The idea is to take a systems view approach over your processes and look to optimize value streams rather than individual performance. This will contribute to a smoother flow of work alongside the entire project lifecycle and, thus, successful delivery to the end-customer. 

Embracing Lean and Agile Thinking

Turning into a project manager in Agile is easier said than done. There are many organizations where Agile frameworks are in place. However, project managers still act in the way they are used to. That’s why to thrive in an Agile environment, you need to first and foremost embrace the Agile mindset.

agile mindset
The Agile mindset: image by Ahmed Sidky, https://www.slideshare.net/AgileNZ/ahmed-sidky-keynote-agilenz

In fact, this is probably the most crucial step of all. To be successful in an Agile environment, PMs need to be more proactive and start putting in practice the Agile principles and values. Most of their time will be spent communicating and coordinating, so skills such as emotional intelligence and active listening would come very much in handy too.

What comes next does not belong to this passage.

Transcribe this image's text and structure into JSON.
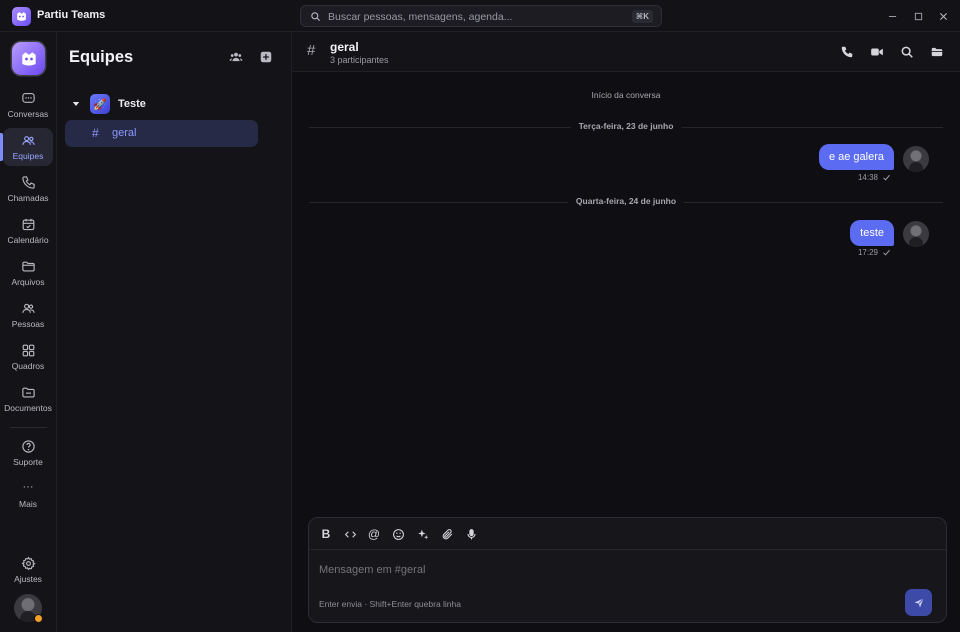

Practicing situational leadership is another thing that separates Agile project managers from the traditional ones. Being able to adapt your leadership approach in different situations, resolve conflicts, and align individuals with project goals will help you build high-performing teams that exceed customer expectations all the time. 

Final Words

No matter what, project managers have their place in Agile. However, their role evolves in the form of project leaders rather than just managers. To become a successful PM in Agile, make sure that you embrace the Agile mindset first. Then focus your efforts on leading by example, empowering your team, and managing the work, not the people. 

Try Kanbanize for Free


Subscribe to our blog. Get each new piece of content straight into your mailbox.

Read insightful articles from top Agile/Lean thought leaders and our experienced team.

Leave a Reply

Your email address will not be published. Required fields are marked *